Work request: Read through the entries below and return each line with the word "settle".

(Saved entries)

++++++++++

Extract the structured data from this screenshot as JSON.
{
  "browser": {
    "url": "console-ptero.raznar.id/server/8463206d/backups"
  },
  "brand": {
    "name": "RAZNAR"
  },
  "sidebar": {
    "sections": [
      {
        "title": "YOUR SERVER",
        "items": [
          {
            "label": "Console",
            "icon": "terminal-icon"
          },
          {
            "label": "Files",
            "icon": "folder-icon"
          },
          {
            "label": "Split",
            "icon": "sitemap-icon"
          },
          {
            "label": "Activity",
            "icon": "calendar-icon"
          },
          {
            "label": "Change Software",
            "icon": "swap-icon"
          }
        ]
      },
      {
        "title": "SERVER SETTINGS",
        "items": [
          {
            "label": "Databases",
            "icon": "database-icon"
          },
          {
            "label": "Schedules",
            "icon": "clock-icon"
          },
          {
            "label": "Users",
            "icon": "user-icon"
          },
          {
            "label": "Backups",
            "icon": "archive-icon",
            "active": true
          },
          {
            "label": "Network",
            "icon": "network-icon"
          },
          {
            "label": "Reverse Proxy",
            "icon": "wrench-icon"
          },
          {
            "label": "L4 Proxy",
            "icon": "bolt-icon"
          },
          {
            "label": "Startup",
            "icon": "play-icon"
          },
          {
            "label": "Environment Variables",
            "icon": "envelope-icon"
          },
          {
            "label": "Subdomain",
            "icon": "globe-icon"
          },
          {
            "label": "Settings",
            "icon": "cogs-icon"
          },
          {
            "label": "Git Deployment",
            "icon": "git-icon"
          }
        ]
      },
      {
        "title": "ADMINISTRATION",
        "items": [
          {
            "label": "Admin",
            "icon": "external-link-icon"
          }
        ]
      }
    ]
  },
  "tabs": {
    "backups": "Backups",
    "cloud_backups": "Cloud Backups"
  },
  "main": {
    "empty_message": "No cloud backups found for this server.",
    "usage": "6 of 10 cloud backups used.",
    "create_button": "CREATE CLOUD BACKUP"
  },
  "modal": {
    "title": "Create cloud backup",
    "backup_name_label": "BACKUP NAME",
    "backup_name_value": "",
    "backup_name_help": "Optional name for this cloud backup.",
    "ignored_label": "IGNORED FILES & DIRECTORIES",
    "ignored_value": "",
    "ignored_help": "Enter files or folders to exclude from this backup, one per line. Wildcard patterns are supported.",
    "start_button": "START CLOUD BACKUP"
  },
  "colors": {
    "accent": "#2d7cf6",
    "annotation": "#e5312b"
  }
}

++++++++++

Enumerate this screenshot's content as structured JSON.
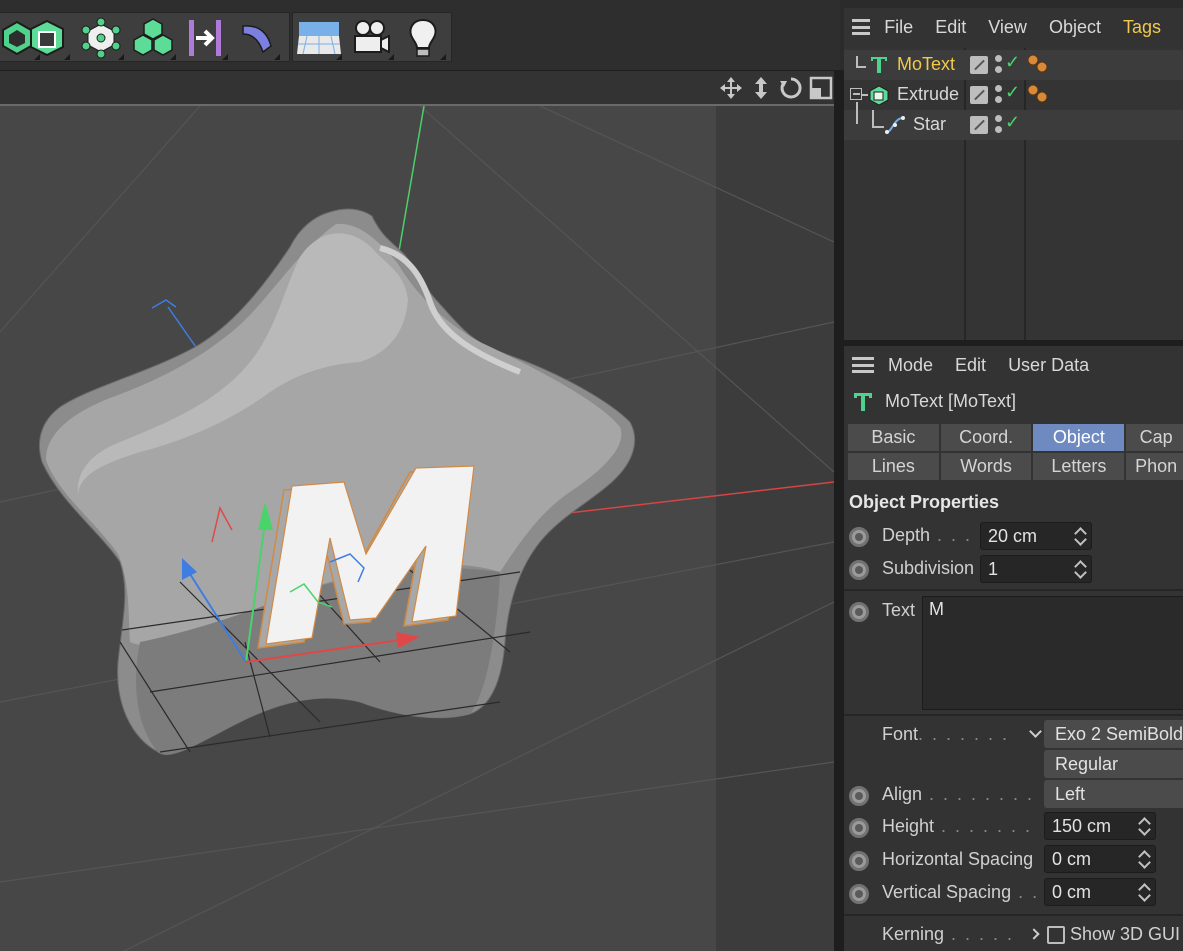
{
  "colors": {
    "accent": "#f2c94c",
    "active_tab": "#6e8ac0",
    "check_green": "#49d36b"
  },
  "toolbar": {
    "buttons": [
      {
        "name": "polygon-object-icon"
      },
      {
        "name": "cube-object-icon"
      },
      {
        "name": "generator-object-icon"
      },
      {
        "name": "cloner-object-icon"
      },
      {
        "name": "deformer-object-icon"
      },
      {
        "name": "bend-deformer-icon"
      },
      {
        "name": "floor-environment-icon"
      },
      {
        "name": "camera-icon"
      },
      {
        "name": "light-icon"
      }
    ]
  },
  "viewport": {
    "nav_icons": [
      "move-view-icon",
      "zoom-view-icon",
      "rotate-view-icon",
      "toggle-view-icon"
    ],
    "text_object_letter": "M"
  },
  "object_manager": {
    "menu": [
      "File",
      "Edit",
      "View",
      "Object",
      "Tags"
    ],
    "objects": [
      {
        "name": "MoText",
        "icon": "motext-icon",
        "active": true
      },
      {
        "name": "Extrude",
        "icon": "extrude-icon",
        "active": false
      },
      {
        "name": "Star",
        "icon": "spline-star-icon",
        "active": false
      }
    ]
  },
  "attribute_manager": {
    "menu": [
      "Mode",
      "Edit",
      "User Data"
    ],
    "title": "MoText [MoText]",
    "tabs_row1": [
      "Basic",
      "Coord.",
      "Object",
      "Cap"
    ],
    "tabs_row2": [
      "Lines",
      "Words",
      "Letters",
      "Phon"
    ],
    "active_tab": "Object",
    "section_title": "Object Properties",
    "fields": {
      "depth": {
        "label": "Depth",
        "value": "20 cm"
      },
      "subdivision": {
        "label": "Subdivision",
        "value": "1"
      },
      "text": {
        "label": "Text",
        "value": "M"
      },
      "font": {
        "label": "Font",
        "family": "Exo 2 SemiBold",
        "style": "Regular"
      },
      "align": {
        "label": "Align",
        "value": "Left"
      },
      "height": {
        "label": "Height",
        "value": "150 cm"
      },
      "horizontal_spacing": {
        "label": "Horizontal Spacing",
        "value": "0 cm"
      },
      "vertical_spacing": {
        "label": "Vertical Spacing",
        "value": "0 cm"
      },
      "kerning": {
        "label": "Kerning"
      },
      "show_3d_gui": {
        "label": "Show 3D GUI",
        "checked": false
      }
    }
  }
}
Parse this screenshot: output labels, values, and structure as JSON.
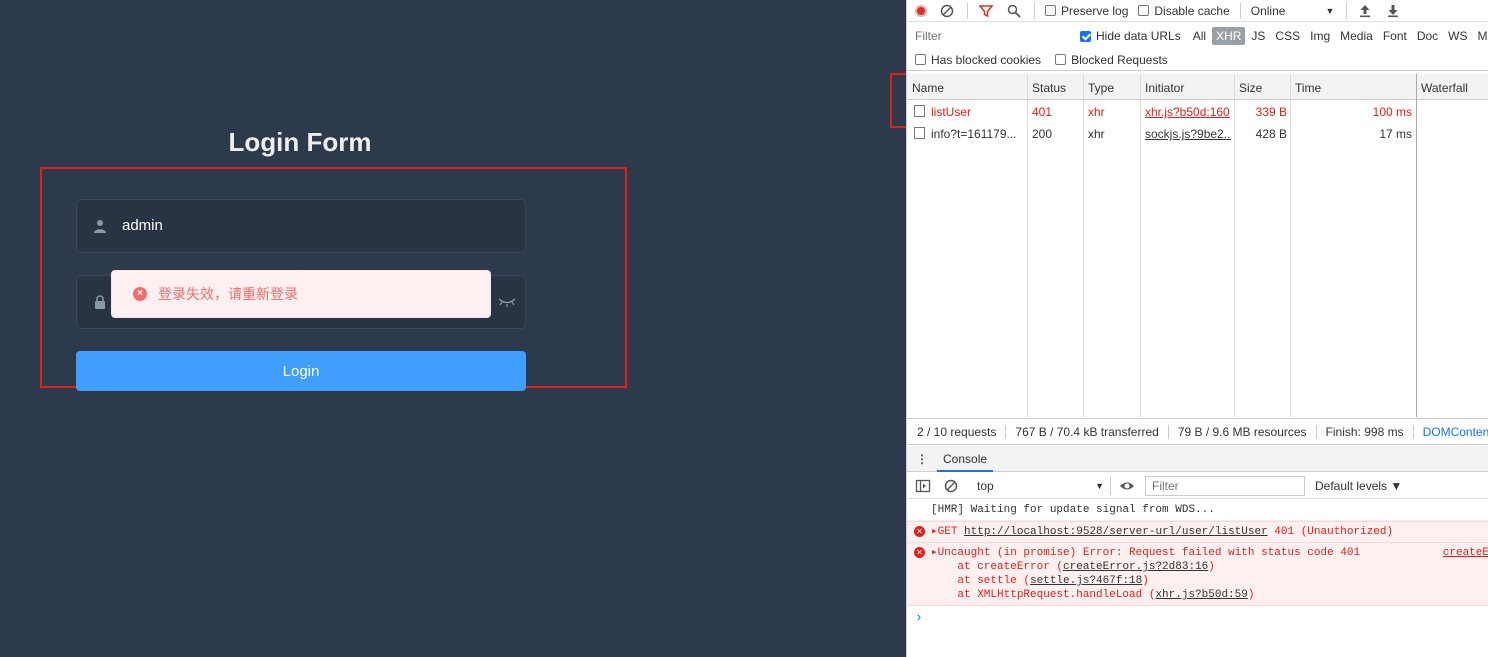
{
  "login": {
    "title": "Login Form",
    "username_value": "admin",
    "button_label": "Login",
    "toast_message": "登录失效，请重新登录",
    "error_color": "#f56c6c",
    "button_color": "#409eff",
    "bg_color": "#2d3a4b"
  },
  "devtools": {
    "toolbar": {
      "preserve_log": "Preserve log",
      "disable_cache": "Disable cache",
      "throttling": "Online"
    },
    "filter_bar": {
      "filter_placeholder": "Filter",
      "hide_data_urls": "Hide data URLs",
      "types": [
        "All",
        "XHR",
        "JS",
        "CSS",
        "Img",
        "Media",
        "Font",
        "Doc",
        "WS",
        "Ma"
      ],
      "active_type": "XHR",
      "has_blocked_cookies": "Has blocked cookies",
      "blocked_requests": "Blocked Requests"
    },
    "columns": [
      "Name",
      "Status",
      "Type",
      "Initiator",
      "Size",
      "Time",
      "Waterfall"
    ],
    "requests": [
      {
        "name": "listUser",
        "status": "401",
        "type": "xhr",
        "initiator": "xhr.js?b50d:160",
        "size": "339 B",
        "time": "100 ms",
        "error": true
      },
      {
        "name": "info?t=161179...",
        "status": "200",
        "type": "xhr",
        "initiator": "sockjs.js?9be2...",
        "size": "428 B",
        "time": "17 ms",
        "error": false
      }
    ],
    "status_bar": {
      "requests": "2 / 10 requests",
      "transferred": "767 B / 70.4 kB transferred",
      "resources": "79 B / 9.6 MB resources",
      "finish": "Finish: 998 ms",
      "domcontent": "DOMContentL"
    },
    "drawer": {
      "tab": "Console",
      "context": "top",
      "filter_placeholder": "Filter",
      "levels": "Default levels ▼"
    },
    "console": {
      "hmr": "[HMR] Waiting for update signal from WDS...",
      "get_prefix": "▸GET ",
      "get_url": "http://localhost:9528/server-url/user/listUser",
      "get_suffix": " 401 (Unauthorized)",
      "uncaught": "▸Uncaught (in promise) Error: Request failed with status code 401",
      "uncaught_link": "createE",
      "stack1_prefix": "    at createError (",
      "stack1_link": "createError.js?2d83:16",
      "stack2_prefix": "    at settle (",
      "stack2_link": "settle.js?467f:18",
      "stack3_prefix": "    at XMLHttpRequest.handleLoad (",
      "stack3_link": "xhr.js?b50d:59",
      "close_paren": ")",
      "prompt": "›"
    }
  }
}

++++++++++

Solution:
      "stack2_prefix": "    at settle (",
      "stack2_link": "settle.js?467f:18",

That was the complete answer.